(Saved data entries)
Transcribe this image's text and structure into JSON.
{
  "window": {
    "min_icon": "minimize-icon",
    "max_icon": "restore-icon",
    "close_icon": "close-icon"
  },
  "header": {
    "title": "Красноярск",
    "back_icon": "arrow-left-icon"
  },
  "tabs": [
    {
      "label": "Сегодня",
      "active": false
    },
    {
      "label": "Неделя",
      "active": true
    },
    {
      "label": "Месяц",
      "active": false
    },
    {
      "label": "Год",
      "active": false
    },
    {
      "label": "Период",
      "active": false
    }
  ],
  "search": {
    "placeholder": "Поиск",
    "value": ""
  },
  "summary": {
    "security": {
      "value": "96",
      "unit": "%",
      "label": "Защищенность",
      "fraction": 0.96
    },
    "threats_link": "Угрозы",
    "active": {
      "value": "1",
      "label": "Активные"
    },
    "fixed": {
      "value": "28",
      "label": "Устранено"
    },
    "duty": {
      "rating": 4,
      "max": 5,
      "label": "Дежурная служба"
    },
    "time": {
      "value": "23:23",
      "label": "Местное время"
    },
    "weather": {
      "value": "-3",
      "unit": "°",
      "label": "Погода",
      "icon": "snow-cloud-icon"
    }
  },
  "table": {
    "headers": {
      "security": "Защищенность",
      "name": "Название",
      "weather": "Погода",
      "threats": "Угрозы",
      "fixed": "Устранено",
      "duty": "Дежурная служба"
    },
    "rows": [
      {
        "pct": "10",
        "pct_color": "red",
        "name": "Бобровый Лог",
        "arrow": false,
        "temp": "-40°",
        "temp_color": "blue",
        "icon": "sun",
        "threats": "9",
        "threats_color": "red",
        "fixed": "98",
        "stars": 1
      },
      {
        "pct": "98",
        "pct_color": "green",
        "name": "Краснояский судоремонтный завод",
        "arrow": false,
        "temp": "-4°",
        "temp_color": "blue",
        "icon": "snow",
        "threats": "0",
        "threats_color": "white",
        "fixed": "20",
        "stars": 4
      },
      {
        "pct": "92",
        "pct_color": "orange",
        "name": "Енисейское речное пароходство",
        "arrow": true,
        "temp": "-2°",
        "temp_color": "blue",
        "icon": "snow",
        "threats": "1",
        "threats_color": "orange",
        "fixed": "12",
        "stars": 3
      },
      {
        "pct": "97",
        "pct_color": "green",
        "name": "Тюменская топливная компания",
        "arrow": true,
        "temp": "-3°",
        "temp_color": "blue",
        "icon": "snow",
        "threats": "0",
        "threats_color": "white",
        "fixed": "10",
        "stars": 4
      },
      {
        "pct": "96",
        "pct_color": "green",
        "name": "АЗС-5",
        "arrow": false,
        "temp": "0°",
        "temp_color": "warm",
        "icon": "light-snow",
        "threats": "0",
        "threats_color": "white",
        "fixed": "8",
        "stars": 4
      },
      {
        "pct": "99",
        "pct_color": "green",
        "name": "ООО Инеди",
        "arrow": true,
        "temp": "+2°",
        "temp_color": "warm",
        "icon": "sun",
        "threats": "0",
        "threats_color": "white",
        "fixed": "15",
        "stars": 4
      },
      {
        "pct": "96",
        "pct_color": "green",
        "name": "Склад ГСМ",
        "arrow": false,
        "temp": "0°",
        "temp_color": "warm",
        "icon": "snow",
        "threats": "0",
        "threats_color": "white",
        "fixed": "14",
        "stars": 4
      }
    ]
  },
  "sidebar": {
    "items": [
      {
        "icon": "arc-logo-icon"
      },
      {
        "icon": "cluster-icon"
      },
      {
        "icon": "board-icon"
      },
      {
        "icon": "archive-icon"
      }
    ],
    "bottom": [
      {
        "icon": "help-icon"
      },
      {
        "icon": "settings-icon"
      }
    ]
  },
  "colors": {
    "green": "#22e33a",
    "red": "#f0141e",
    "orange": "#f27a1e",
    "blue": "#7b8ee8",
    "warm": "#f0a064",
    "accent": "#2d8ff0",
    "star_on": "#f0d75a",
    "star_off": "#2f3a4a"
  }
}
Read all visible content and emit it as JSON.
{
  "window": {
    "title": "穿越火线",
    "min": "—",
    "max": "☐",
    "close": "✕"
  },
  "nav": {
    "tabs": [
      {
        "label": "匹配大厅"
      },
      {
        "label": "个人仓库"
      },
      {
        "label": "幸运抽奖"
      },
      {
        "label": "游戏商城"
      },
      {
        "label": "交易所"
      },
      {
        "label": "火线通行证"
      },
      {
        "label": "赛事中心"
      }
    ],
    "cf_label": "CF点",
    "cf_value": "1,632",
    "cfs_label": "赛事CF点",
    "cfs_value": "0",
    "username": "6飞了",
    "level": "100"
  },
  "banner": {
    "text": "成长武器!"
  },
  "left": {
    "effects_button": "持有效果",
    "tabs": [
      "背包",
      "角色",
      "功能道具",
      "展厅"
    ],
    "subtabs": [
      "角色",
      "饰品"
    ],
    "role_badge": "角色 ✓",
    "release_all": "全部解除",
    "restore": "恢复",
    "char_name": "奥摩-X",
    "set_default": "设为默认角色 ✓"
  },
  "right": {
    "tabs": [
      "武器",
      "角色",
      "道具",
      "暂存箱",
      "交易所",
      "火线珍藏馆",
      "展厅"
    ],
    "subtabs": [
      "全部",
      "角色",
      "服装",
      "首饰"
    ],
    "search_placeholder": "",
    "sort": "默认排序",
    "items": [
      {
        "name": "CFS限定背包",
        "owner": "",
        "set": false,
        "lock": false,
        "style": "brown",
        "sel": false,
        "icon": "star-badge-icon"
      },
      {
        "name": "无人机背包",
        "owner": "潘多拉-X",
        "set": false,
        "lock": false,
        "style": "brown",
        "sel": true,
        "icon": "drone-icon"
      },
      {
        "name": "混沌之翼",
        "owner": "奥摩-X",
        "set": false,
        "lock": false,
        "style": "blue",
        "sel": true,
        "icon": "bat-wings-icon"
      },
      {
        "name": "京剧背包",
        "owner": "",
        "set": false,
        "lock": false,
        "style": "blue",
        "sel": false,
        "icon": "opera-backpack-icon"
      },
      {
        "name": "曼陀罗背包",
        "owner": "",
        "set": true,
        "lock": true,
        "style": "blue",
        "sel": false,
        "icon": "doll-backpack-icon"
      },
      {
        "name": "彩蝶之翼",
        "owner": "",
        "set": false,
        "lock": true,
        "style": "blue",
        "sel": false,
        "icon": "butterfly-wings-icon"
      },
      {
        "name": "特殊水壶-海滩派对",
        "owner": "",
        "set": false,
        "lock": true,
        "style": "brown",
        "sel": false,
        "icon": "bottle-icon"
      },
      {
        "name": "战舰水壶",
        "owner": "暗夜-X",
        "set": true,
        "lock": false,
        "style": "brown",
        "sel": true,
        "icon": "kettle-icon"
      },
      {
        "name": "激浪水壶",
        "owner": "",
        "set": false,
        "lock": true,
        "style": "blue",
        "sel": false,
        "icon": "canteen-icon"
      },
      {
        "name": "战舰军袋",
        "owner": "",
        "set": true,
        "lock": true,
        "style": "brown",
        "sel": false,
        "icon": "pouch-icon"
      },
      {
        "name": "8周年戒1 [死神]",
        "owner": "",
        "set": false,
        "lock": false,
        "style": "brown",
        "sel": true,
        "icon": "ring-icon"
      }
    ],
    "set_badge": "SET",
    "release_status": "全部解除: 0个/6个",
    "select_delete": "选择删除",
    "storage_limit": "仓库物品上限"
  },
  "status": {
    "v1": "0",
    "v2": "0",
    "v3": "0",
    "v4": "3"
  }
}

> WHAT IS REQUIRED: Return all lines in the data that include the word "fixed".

> THE ANSWER:
    "fixed": {
      "fixed": "Устранено",
        "fixed": "98",
        "fixed": "20",
        "fixed": "12",
        "fixed": "10",
        "fixed": "8",
        "fixed": "15",
        "fixed": "14",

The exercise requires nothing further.